→ **Records for the exercise**:
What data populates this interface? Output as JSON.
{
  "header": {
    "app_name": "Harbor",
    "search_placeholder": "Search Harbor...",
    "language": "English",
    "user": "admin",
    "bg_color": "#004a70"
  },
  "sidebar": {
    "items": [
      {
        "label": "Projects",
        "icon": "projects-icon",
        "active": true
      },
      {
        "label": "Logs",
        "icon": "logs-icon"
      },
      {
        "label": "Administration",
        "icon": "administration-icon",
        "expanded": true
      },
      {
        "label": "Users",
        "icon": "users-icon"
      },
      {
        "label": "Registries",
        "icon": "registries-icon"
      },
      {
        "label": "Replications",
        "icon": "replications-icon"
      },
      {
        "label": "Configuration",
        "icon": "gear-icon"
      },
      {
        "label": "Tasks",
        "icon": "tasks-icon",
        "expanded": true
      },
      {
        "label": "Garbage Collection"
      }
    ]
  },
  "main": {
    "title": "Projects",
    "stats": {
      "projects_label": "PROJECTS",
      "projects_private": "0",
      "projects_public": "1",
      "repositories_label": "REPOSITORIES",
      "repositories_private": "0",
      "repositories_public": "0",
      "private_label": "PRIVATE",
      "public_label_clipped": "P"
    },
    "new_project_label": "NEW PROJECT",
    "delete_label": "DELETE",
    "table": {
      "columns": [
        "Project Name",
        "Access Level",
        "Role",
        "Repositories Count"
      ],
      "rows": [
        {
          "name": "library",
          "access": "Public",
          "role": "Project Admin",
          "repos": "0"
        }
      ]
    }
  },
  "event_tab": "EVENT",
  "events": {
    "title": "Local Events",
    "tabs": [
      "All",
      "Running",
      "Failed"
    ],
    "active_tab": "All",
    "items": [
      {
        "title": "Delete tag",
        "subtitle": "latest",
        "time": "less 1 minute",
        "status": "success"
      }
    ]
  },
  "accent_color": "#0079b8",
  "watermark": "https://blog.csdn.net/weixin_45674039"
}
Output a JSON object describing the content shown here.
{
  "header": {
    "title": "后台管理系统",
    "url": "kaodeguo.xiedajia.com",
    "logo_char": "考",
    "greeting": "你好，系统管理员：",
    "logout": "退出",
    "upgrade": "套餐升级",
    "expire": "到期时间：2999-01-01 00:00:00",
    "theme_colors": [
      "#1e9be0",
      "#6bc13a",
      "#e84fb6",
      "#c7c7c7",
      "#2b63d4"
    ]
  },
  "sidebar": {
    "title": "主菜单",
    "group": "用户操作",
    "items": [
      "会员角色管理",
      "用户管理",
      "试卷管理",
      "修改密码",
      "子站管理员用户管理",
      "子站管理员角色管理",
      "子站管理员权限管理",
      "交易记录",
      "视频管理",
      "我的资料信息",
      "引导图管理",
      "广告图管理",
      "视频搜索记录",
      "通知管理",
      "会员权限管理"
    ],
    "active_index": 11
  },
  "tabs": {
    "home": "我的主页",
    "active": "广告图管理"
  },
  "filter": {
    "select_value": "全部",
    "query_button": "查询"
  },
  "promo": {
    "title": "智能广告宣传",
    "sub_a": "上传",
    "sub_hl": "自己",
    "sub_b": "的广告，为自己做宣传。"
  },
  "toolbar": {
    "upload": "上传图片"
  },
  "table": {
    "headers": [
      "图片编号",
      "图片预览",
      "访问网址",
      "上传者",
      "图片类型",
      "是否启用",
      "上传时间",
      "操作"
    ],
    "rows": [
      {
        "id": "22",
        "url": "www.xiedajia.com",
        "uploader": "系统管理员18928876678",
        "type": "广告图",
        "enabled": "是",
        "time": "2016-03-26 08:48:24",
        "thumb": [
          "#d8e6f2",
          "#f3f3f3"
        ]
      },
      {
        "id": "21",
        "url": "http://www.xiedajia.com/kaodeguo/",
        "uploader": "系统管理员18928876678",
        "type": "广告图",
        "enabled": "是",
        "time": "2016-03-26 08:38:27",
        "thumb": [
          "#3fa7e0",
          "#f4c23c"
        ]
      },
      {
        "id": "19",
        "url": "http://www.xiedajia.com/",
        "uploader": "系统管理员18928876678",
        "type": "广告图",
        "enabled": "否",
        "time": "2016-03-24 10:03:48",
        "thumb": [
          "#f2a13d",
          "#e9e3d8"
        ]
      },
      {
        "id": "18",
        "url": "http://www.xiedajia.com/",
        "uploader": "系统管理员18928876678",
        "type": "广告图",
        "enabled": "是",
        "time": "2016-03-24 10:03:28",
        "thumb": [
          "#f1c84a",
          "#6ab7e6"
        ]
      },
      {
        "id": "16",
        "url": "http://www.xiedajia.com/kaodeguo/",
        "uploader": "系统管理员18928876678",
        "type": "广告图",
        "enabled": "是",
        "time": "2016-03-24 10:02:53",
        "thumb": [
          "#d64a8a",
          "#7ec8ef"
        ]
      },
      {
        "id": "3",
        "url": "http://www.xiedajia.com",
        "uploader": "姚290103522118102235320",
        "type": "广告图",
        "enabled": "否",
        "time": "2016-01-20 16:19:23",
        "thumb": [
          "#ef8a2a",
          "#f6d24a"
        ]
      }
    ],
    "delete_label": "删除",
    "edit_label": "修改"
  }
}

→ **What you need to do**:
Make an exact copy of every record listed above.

→ **Written reply**:
What data populates this interface? Output as JSON.
{
  "header": {
    "app_name": "Harbor",
    "search_placeholder": "Search Harbor...",
    "language": "English",
    "user": "admin",
    "bg_color": "#004a70"
  },
  "sidebar": {
    "items": [
      {
        "label": "Projects",
        "icon": "projects-icon",
        "active": true
      },
      {
        "label": "Logs",
        "icon": "logs-icon"
      },
      {
        "label": "Administration",
        "icon": "administration-icon",
        "expanded": true
      },
      {
        "label": "Users",
        "icon": "users-icon"
      },
      {
        "label": "Registries",
        "icon": "registries-icon"
      },
      {
        "label": "Replications",
        "icon": "replications-icon"
      },
      {
        "label": "Configuration",
        "icon": "gear-icon"
      },
      {
        "label": "Tasks",
        "icon": "tasks-icon",
        "expanded": true
      },
      {
        "label": "Garbage Collection"
      }
    ]
  },
  "main": {
    "title": "Projects",
    "stats": {
      "projects_label": "PROJECTS",
      "projects_private": "0",
      "projects_public": "1",
      "repositories_label": "REPOSITORIES",
      "repositories_private": "0",
      "repositories_public": "0",
      "private_label": "PRIVATE",
      "public_label_clipped": "P"
    },
    "new_project_label": "NEW PROJECT",
    "delete_label": "DELETE",
    "table": {
      "columns": [
        "Project Name",
        "Access Level",
        "Role",
        "Repositories Count"
      ],
      "rows": [
        {
          "name": "library",
          "access": "Public",
          "role": "Project Admin",
          "repos": "0"
        }
      ]
    }
  },
  "event_tab": "EVENT",
  "events": {
    "title": "Local Events",
    "tabs": [
      "All",
      "Running",
      "Failed"
    ],
    "active_tab": "All",
    "items": [
      {
        "title": "Delete tag",
        "subtitle": "latest",
        "time": "less 1 minute",
        "status": "success"
      }
    ]
  },
  "accent_color": "#0079b8",
  "watermark": "https://blog.csdn.net/weixin_45674039"
}
Output a JSON object describing the content shown here.
{
  "header": {
    "title": "后台管理系统",
    "url": "kaodeguo.xiedajia.com",
    "logo_char": "考",
    "greeting": "你好，系统管理员：",
    "logout": "退出",
    "upgrade": "套餐升级",
    "expire": "到期时间：2999-01-01 00:00:00",
    "theme_colors": [
      "#1e9be0",
      "#6bc13a",
      "#e84fb6",
      "#c7c7c7",
      "#2b63d4"
    ]
  },
  "sidebar": {
    "title": "主菜单",
    "group": "用户操作",
    "items": [
      "会员角色管理",
      "用户管理",
      "试卷管理",
      "修改密码",
      "子站管理员用户管理",
      "子站管理员角色管理",
      "子站管理员权限管理",
      "交易记录",
      "视频管理",
      "我的资料信息",
      "引导图管理",
      "广告图管理",
      "视频搜索记录",
      "通知管理",
      "会员权限管理"
    ],
    "active_index": 11
  },
  "tabs": {
    "home": "我的主页",
    "active": "广告图管理"
  },
  "filter": {
    "select_value": "全部",
    "query_button": "查询"
  },
  "promo": {
    "title": "智能广告宣传",
    "sub_a": "上传",
    "sub_hl": "自己",
    "sub_b": "的广告，为自己做宣传。"
  },
  "toolbar": {
    "upload": "上传图片"
  },
  "table": {
    "headers": [
      "图片编号",
      "图片预览",
      "访问网址",
      "上传者",
      "图片类型",
      "是否启用",
      "上传时间",
      "操作"
    ],
    "rows": [
      {
        "id": "22",
        "url": "www.xiedajia.com",
        "uploader": "系统管理员18928876678",
        "type": "广告图",
        "enabled": "是",
        "time": "2016-03-26 08:48:24",
        "thumb": [
          "#d8e6f2",
          "#f3f3f3"
        ]
      },
      {
        "id": "21",
        "url": "http://www.xiedajia.com/kaodeguo/",
        "uploader": "系统管理员18928876678",
        "type": "广告图",
        "enabled": "是",
        "time": "2016-03-26 08:38:27",
        "thumb": [
          "#3fa7e0",
          "#f4c23c"
        ]
      },
      {
        "id": "19",
        "url": "http://www.xiedajia.com/",
        "uploader": "系统管理员18928876678",
        "type": "广告图",
        "enabled": "否",
        "time": "2016-03-24 10:03:48",
        "thumb": [
          "#f2a13d",
          "#e9e3d8"
        ]
      },
      {
        "id": "18",
        "url": "http://www.xiedajia.com/",
        "uploader": "系统管理员18928876678",
        "type": "广告图",
        "enabled": "是",
        "time": "2016-03-24 10:03:28",
        "thumb": [
          "#f1c84a",
          "#6ab7e6"
        ]
      },
      {
        "id": "16",
        "url": "http://www.xiedajia.com/kaodeguo/",
        "uploader": "系统管理员18928876678",
        "type": "广告图",
        "enabled": "是",
        "time": "2016-03-24 10:02:53",
        "thumb": [
          "#d64a8a",
          "#7ec8ef"
        ]
      },
      {
        "id": "3",
        "url": "http://www.xiedajia.com",
        "uploader": "姚290103522118102235320",
        "type": "广告图",
        "enabled": "否",
        "time": "2016-01-20 16:19:23",
        "thumb": [
          "#ef8a2a",
          "#f6d24a"
        ]
      }
    ],
    "delete_label": "删除",
    "edit_label": "修改"
  }
}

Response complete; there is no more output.